Element data from apps and pages —
• • • • • • •

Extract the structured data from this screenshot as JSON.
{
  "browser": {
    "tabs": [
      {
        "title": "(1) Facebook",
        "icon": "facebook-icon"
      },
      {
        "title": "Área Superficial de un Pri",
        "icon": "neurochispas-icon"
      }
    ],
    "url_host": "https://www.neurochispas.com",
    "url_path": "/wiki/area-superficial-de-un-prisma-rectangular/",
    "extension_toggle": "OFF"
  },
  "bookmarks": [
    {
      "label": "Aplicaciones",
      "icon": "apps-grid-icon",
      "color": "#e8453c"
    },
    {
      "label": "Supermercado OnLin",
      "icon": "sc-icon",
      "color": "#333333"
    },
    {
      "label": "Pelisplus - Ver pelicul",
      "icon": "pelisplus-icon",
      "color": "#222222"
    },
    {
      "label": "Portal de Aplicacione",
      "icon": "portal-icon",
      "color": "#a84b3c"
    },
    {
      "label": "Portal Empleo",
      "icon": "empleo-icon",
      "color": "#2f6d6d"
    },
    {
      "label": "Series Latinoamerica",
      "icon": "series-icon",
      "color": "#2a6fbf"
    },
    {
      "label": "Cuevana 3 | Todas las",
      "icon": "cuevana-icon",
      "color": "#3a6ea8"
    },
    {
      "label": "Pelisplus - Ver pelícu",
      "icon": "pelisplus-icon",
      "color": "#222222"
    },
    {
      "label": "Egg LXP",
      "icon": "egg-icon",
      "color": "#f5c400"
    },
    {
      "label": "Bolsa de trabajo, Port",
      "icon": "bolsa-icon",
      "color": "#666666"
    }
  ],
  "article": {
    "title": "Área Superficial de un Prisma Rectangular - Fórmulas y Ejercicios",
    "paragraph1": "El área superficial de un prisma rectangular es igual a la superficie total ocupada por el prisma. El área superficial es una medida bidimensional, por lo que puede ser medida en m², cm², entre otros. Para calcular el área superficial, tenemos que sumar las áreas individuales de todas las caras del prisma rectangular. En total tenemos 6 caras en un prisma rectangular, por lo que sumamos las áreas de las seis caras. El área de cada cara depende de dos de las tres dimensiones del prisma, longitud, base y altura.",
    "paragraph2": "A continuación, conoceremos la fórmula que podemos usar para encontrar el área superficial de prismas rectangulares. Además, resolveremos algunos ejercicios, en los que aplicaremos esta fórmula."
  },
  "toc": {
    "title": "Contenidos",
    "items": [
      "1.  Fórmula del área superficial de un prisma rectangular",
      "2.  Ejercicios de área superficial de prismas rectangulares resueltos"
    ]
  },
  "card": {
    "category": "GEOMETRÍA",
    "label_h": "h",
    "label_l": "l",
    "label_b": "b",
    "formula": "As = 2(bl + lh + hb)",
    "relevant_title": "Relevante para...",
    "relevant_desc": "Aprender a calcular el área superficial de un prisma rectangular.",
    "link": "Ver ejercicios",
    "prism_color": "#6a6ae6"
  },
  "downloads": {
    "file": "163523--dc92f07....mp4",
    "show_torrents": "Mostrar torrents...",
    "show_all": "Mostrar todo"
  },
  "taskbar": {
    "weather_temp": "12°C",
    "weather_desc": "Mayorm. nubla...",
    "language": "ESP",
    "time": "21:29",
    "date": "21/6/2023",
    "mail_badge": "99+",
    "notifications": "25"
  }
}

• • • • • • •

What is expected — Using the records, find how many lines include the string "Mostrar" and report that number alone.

Response below — 2